Co-owner Nicky Wood added: “There’s already a big difference out there today. In my opinion the factory needs to shut.”
Paul Adcock, owner of electrical shop, Adcocks, called on customers to show support for struggling independent businesses - despite the sudden outbreak on their doorstep.
“I just hope people don’t put an exclusion zone on Watton now,” said Mr Adcock. “We have to treat the virus with respect but, at the same time, life goes on.
“Hopefully those who are told to self-isolate do so to prevent any further problems in the town.”
Cranswick Foods’ dramatic rise in cases sees it become the third Norfolk meat factory to experience a major outbreak during the pandemic.
In August, the first of 130 employees at Banham Poultry in Attleborough registered a positive test for coronavirus, leading to the factory being shut down.
And throughout October, the presence of Covid-19 at Bernard Matthews’ Great Witchingham premises has steadily grown, reaching 75 positive tests on October 21.
Cranswick itself has meanwhile closed its pork processing plant in Ballymena, Northern Ireland, after 35 workers contracted the virus.
In Watton, while hundreds more workers were tested, a mobile testing unit run by the Department of Health and Social Care was set up in the town.
After residents with symptoms were urged to get tested, initially the unit did not turn up on time - but a spokesman for Norfolk County Council said those who missed out were being contacted to rearrange their appointments.
As she walked along the quiet high street on Tuesday, Carol Shipp admitted she had felt “nervous” about leaving her house to go grocery shopping.
The 75-year-old added: “I don’t really come out much at all but today I had to. I just feel very sorry for the people at the factory because the impact could ultimately be terrible.
“The past few months have been really worrying and frightening, but I’ve been lucky because my family have been helping me a lot.
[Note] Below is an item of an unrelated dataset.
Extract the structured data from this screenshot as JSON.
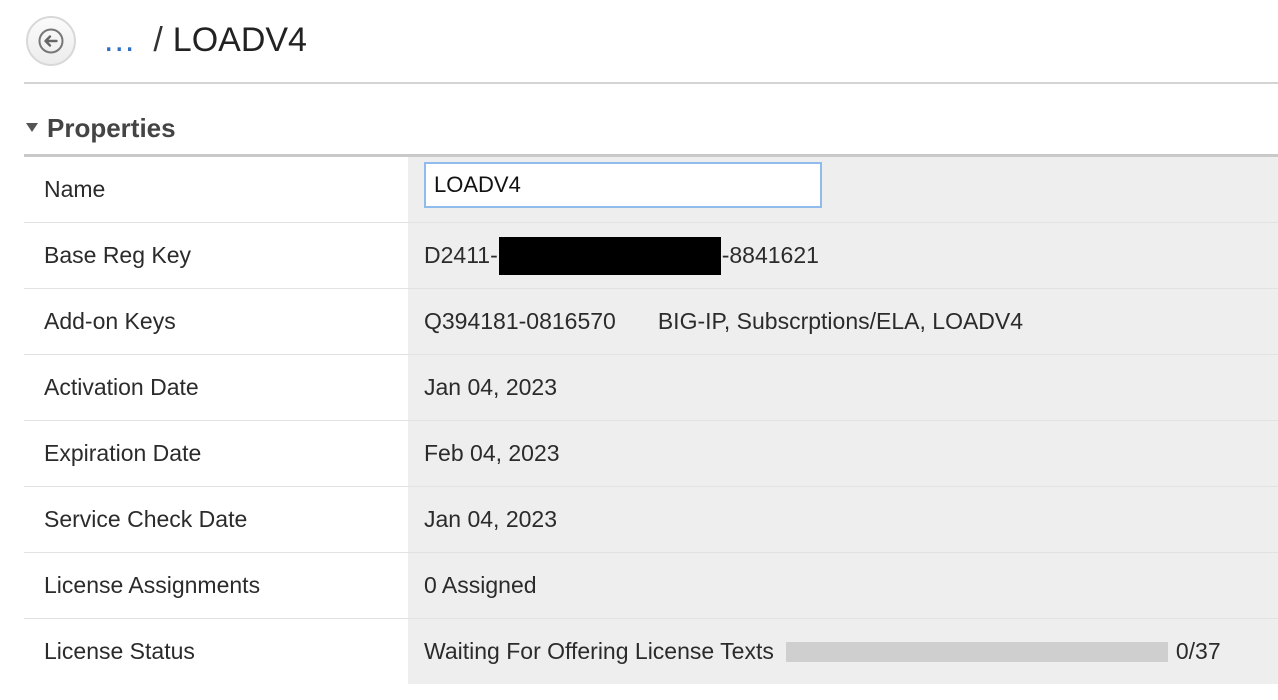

“People now just need to do what they’re told and isolate, or we will never get rid of this virus.”
Fellow shopper Jean, who chose not to give her surname, said the situation had left her feeling “very worried” and “anxious”.
“It’s only natural because this has gone on for so long,” said Jean, who is in her 80s. “People have got to be so cautious, otherwise we are never going to get anywhere.
“I think smaller lockdown measures are helpful, but the balance has got to be right between businesses and people’s health.”
On the contrary to dozens of other businesses, trade at Watton Traditional Butchers has been booming as shoppers divert their attention away from supermarkets.
But owner Michael Brooks, 65, said he had noticed an instant decline on Tuesday.
“For nine or 10 years Tuesday has been the quietest day, but today is extraordinarily quiet,” he added.
“There’s nobody out on the streets. The majority of my customers are between 60 and 80 years old, and they are going to the first people with concerns on their mind.”
Kirsty Smith, manager at nearby Dutch Flower Parade, said the most important thing was for people to adhere to guidelines.
“It’s a bit worrying, but we are doing everything we can to protect ourselves and everybody who comes in, so hopefully we’ll be okay.
“If people don’t abide by the rules, we are going to have restrictions put in place that we don’t want.”
On Tuesday afternoon, Cranswick said it was awaiting guidance in relation to its site plan following a meeting of health officials.